(Collection entries)
* * * * * * *
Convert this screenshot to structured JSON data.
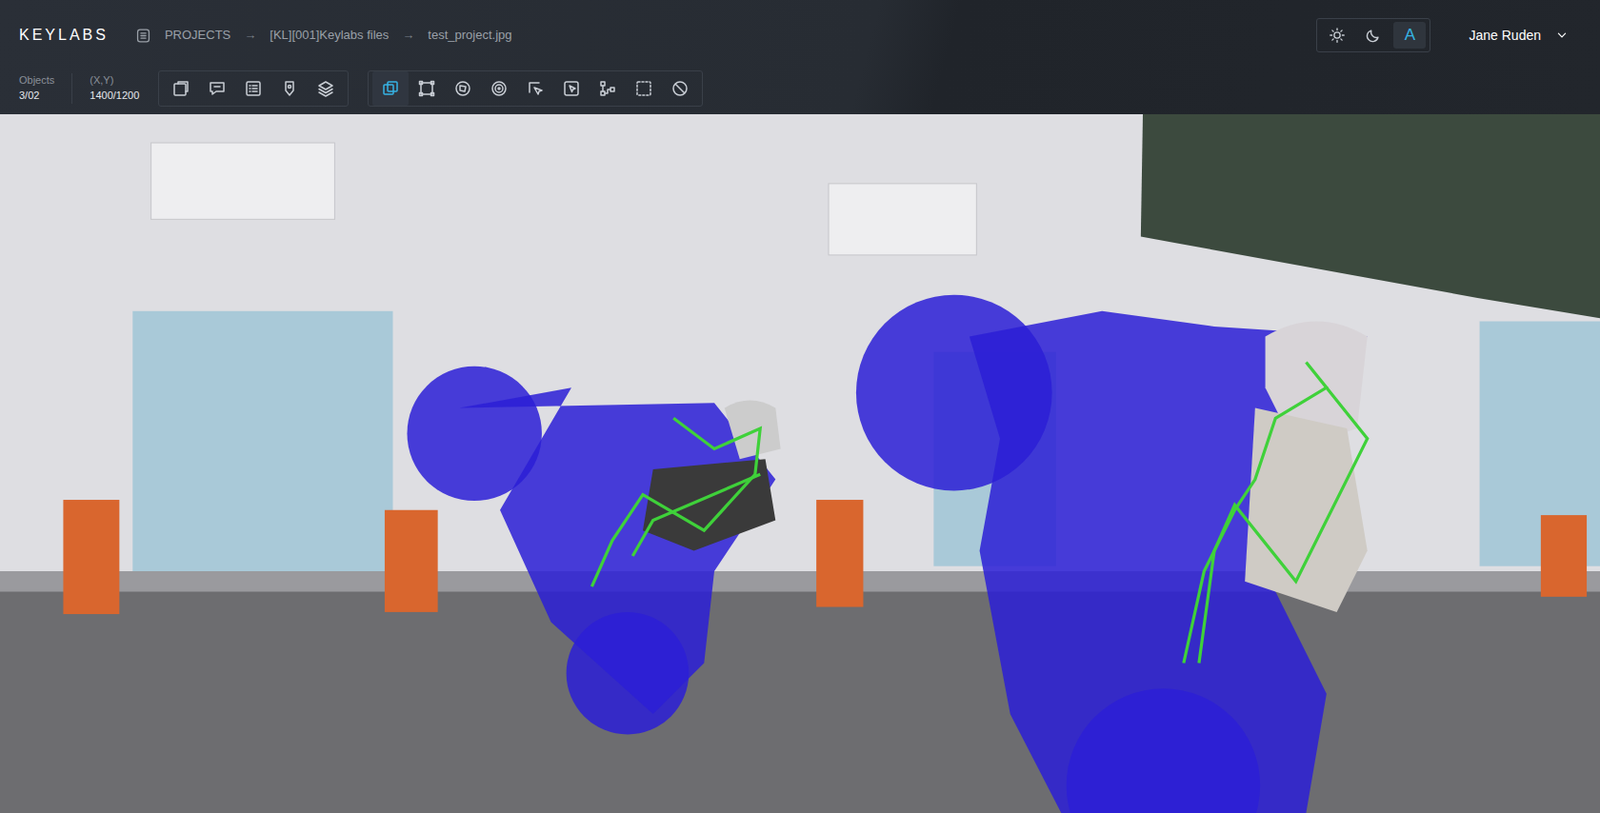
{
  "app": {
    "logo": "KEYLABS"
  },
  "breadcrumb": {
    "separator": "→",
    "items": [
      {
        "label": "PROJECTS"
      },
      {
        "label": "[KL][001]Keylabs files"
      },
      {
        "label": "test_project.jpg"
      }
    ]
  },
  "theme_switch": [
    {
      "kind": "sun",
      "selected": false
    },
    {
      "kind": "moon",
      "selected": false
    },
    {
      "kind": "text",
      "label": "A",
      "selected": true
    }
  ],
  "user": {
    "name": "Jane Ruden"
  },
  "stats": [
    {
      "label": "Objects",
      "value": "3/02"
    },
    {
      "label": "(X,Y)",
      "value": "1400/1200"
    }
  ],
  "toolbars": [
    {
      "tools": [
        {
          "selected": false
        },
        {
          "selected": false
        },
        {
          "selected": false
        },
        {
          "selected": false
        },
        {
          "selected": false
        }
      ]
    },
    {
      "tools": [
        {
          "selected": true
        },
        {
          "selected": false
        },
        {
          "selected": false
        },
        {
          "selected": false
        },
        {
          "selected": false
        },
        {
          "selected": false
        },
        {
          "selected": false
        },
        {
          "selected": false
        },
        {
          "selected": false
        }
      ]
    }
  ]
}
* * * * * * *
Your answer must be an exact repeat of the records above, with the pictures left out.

Convert this screenshot to structured JSON data.
{
  "app": {
    "logo": "KEYLABS"
  },
  "breadcrumb": {
    "separator": "→",
    "items": [
      {
        "label": "PROJECTS"
      },
      {
        "label": "[KL][001]Keylabs files"
      },
      {
        "label": "test_project.jpg"
      }
    ]
  },
  "theme_switch": [
    {
      "kind": "sun",
      "selected": false
    },
    {
      "kind": "moon",
      "selected": false
    },
    {
      "kind": "text",
      "label": "A",
      "selected": true
    }
  ],
  "user": {
    "name": "Jane Ruden"
  },
  "stats": [
    {
      "label": "Objects",
      "value": "3/02"
    },
    {
      "label": "(X,Y)",
      "value": "1400/1200"
    }
  ],
  "toolbars": [
    {
      "tools": [
        {
          "selected": false
        },
        {
          "selected": false
        },
        {
          "selected": false
        },
        {
          "selected": false
        },
        {
          "selected": false
        }
      ]
    },
    {
      "tools": [
        {
          "selected": true
        },
        {
          "selected": false
        },
        {
          "selected": false
        },
        {
          "selected": false
        },
        {
          "selected": false
        },
        {
          "selected": false
        },
        {
          "selected": false
        },
        {
          "selected": false
        },
        {
          "selected": false
        }
      ]
    }
  ]
}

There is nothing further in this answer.